Note: This is part of the"One of U" ongoing series featuring stories about the lives of faculty, staff and students at the University of Nebraska–Lincoln.
By day, Curt Bright is a mild-mannered videographer, crafting stories for the University of Nebraska–Lincoln.
By night (and on weekends), Bright transforms into his alter ego — a tie-dye wearing, guitar-strumming, zany-lyric singing hero who cruises into communities and across local stages. No phone booth required.
Since 2004, Bright has teamed with his brother, Randy, and other local musicians to perform as the String Beans. The Lincoln-area, family-friendly band features a song catalog that spans from the silly to educational. And Bright, who writes the band’s songs and sings lead vocals, has transmogrified the work into a sesquicentennial video for the University of Nebraska–Lincoln and four musicals.

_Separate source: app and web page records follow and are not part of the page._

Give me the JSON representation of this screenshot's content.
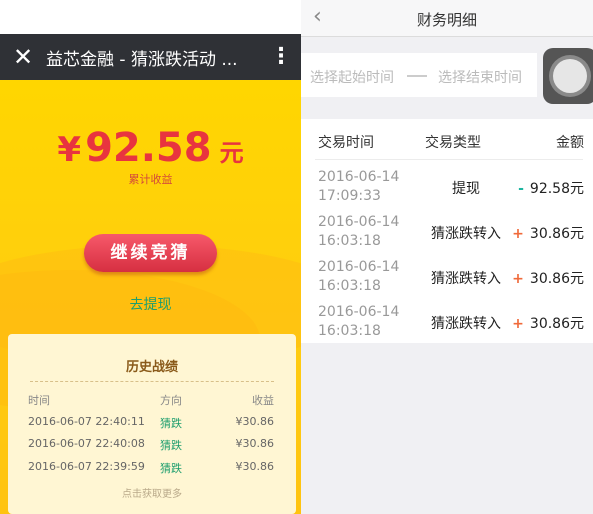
{
  "left": {
    "app_title": "益芯金融 - 猜涨跌活动 ...",
    "close_icon": "close-icon",
    "more_icon": "more-vertical-icon",
    "amount": {
      "currency": "¥",
      "value": "92.58",
      "unit": "元",
      "caption": "累计收益"
    },
    "continue_button": "继续竞猜",
    "withdraw_link": "去提现",
    "history": {
      "title": "历史战绩",
      "headers": [
        "时间",
        "方向",
        "收益"
      ],
      "rows": [
        {
          "time": "2016-06-07 22:40:11",
          "direction": "猜跌",
          "profit": "¥30.86"
        },
        {
          "time": "2016-06-07 22:40:08",
          "direction": "猜跌",
          "profit": "¥30.86"
        },
        {
          "time": "2016-06-07 22:39:59",
          "direction": "猜跌",
          "profit": "¥30.86"
        }
      ],
      "more": "点击获取更多"
    },
    "colors": {
      "hero": "#ffd600",
      "amount": "#e8343f",
      "button": "#e04052",
      "green": "#1e9e6e",
      "card": "#fff6d3"
    }
  },
  "right": {
    "title": "财务明细",
    "back_icon": "chevron-left-icon",
    "start_placeholder": "选择起始时间",
    "separator": "——",
    "end_placeholder": "选择结束时间",
    "assistive_icon": "assistive-touch-icon",
    "headers": {
      "time": "交易时间",
      "type": "交易类型",
      "amount": "金额"
    },
    "rows": [
      {
        "date": "2016-06-14",
        "time": "17:09:33",
        "type": "提现",
        "sign": "-",
        "amount": "92.58元",
        "sign_color": "#1db5a0"
      },
      {
        "date": "2016-06-14",
        "time": "16:03:18",
        "type": "猜涨跌转入",
        "sign": "+",
        "amount": "30.86元",
        "sign_color": "#f06a3a"
      },
      {
        "date": "2016-06-14",
        "time": "16:03:18",
        "type": "猜涨跌转入",
        "sign": "+",
        "amount": "30.86元",
        "sign_color": "#f06a3a"
      },
      {
        "date": "2016-06-14",
        "time": "16:03:18",
        "type": "猜涨跌转入",
        "sign": "+",
        "amount": "30.86元",
        "sign_color": "#f06a3a"
      }
    ]
  }
}
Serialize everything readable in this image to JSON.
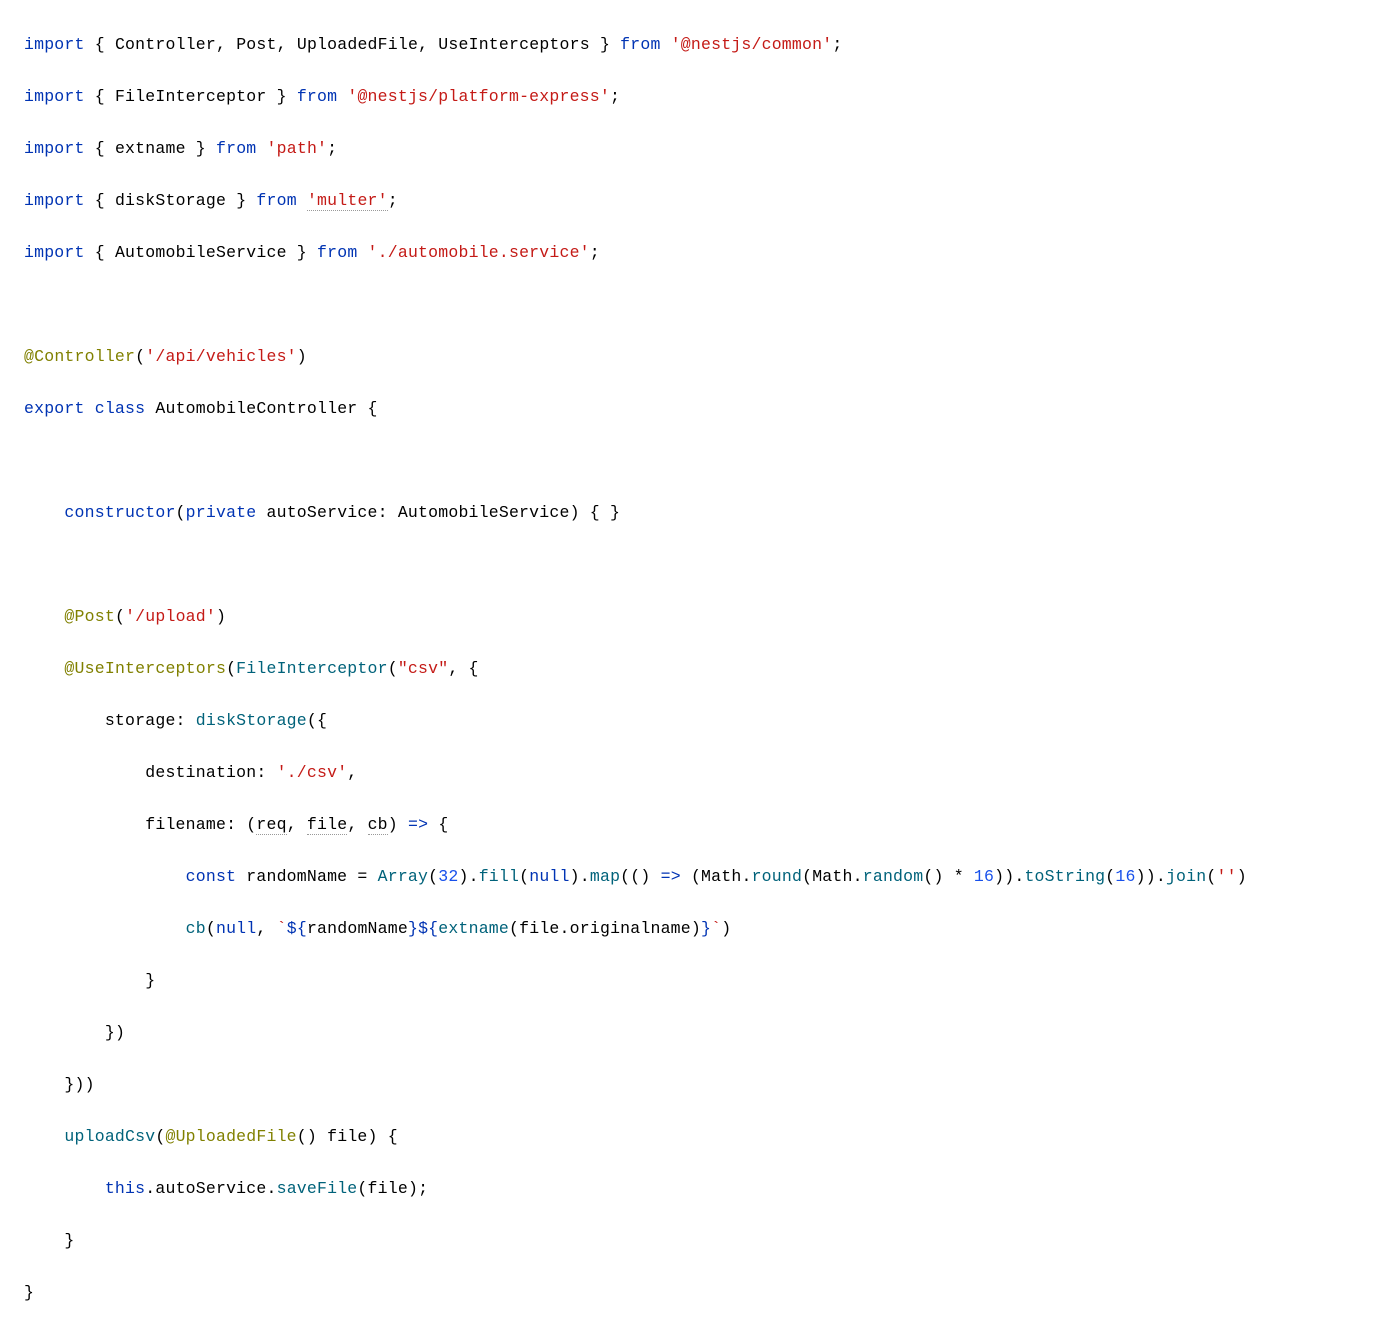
{
  "code": {
    "l1": {
      "import": "import",
      "lb": "{",
      "s1": "Controller",
      "c": ",",
      "s2": "Post",
      "s3": "UploadedFile",
      "s4": "UseInterceptors",
      "rb": "}",
      "from": "from",
      "mod": "'@nestjs/common'",
      "semi": ";"
    },
    "l2": {
      "import": "import",
      "lb": "{",
      "s1": "FileInterceptor",
      "rb": "}",
      "from": "from",
      "mod": "'@nestjs/platform-express'",
      "semi": ";"
    },
    "l3": {
      "import": "import",
      "lb": "{",
      "s1": "extname",
      "rb": "}",
      "from": "from",
      "mod": "'path'",
      "semi": ";"
    },
    "l4": {
      "import": "import",
      "lb": "{",
      "s1": "diskStorage",
      "rb": "}",
      "from": "from",
      "mod": "'multer'",
      "semi": ";"
    },
    "l5": {
      "import": "import",
      "lb": "{",
      "s1": "AutomobileService",
      "rb": "}",
      "from": "from",
      "mod": "'./automobile.service'",
      "semi": ";"
    },
    "l7": {
      "at": "@",
      "dec": "Controller",
      "lp": "(",
      "arg": "'/api/vehicles'",
      "rp": ")"
    },
    "l8": {
      "export": "export",
      "class": "class",
      "name": "AutomobileController",
      "lb": "{"
    },
    "l10": {
      "ctor": "constructor",
      "lp": "(",
      "priv": "private",
      "param": "autoService",
      "colon": ":",
      "type": "AutomobileService",
      "rp": ")",
      "lb": "{",
      "rb": "}"
    },
    "l12": {
      "at": "@",
      "dec": "Post",
      "lp": "(",
      "arg": "'/upload'",
      "rp": ")"
    },
    "l13": {
      "at": "@",
      "dec": "UseInterceptors",
      "lp": "(",
      "fi": "FileInterceptor",
      "lp2": "(",
      "arg": "\"csv\"",
      "c": ",",
      "lb": "{"
    },
    "l14": {
      "key": "storage",
      "colon": ":",
      "fn": "diskStorage",
      "lp": "(",
      "lb": "{"
    },
    "l15": {
      "key": "destination",
      "colon": ":",
      "val": "'./csv'",
      "c": ","
    },
    "l16": {
      "key": "filename",
      "colon": ":",
      "lp": "(",
      "p1": "req",
      "c": ",",
      "p2": "file",
      "p3": "cb",
      "rp": ")",
      "arrow": "=>",
      "lb": "{"
    },
    "l17": {
      "const": "const",
      "name": "randomName",
      "eq": "=",
      "Array": "Array",
      "lp": "(",
      "n32": "32",
      "rp": ")",
      "dot": ".",
      "fill": "fill",
      "lp2": "(",
      "null": "null",
      "rp2": ")",
      "map": "map",
      "lp3": "(",
      "lp4": "(",
      "rp4": ")",
      "arrow": "=>",
      "lp5": "(",
      "Math": "Math",
      "round": "round",
      "random": "random",
      "lp6": "(",
      "rp6": ")",
      "star": "*",
      "n16": "16",
      "rp7": ")",
      "rp8": ")",
      "toString": "toString",
      "lp9": "(",
      "n16b": "16",
      "rp9": ")",
      "rp10": ")",
      "join": "join",
      "lp11": "(",
      "empty": "''",
      "rp11": ")"
    },
    "l18": {
      "cb": "cb",
      "lp": "(",
      "null": "null",
      "c": ",",
      "bt": "`",
      "d1": "${",
      "rn": "randomName",
      "d2": "}",
      "d3": "${",
      "ext": "extname",
      "lp2": "(",
      "file": "file",
      "dot": ".",
      "orig": "originalname",
      "rp2": ")",
      "d4": "}",
      "bt2": "`",
      "rp": ")"
    },
    "l19": {
      "rb": "}"
    },
    "l20": {
      "rb": "}",
      "rp": ")"
    },
    "l21": {
      "rb": "}",
      "rp": ")",
      "rp2": ")"
    },
    "l22": {
      "fn": "uploadCsv",
      "lp": "(",
      "at": "@",
      "dec": "UploadedFile",
      "lp2": "(",
      "rp2": ")",
      "param": "file",
      "rp": ")",
      "lb": "{"
    },
    "l23": {
      "this": "this",
      "dot": ".",
      "svc": "autoService",
      "save": "saveFile",
      "lp": "(",
      "file": "file",
      "rp": ")",
      "semi": ";"
    },
    "l24": {
      "rb": "}"
    },
    "l25": {
      "rb": "}"
    }
  }
}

The most recent musical, “The Shipwreck Show,” is being staged this summer by the Mesner Puppet Theater in Kansas City. His other shows, staged by multiple performance troupes, include two that feature Star Wars parodies and a Christmas zombie musical.
“I’ve been creating these little songs since I taught myself to play the guitar as a teen,” Bright said. “It’s hard for me to believe it, but I’ve written more than 100 songs for kids.”
Bright’s performing days started over a bonfire at his brother’s house in 2004. Encouraged to break out a guitar, Bright played “Bomp She Bomp,” a clever ditty about an adventurous polar bear befriending an alligator. The song drew encouragement from a local teacher who wanted to hear more.
Inspired by the accolades, the brothers developed a 30-minute mix of music and magic performed for the first time for kindergarteners at Norris Public Schools. It led to another gig (a request from a parent in attendance) and the official formation of the band — which the brothers named over a bowl of green beans during a family dinner.
“And then, someone heard us play and asked if we could play another show,” Bright said. “That’s how it’s mostly worked for us. Just people coming up asking if we would play for their church, school, nursing home, daycare or whatever.”
The String Beans have gone on to release nine albums — from “Gophers in Loafers” in 2005 to “Kiss a Fish” in 2017. Bright has also remixed two of the band’s earlier albums and a 10th CD is in development.
This summer, “Bomp She Bomp” is again flying high as the inspiration behind “The Shipwreck Show.” The production features eight String Beans songs and follows the adventures of a pirate captain trying to escape a deserted island.
The production is years in the making, having started — naturally — from a conversation after a String Beans performance.
“Mike saw us perform as a warm-up during Jazz in June many years ago,” Bright said. “He really liked ‘Bomp She Bomp’ and asked if he could use some of our music in his shows.”
Bright agreed, but the collaboration was delayed when Horner moved to Kansas City. The two have stayed in touch and staged two of Bright’s other musicals — both Star Wars parodies — before returning to the original idea.
The production — written by Bright, Horner and Chase Guthrie Knueven (a University of Nebraska–Lincoln graduate) — shows through June 30 at the MTH Theater at Crown Center, 2450 Grand Blvd., in Kansas City.
“Mike’s puppets and his stage presence really make for a great show,” Bright said. “He is incredibly creative in the way he puts things together.”
Even though they don’t (often) include wearing a cape, Bright said he has enjoyed his musical adventures and waits to see where they take him in the future.
“I have this fantasy that we get noticed by a record company or, maybe, Disney gives us a call,” Bright said. “Until that happens, I’m going to keep doing because it is fun. I love being part of the creative process and the challenge of putting together a catchy tune with a funny rhyme.”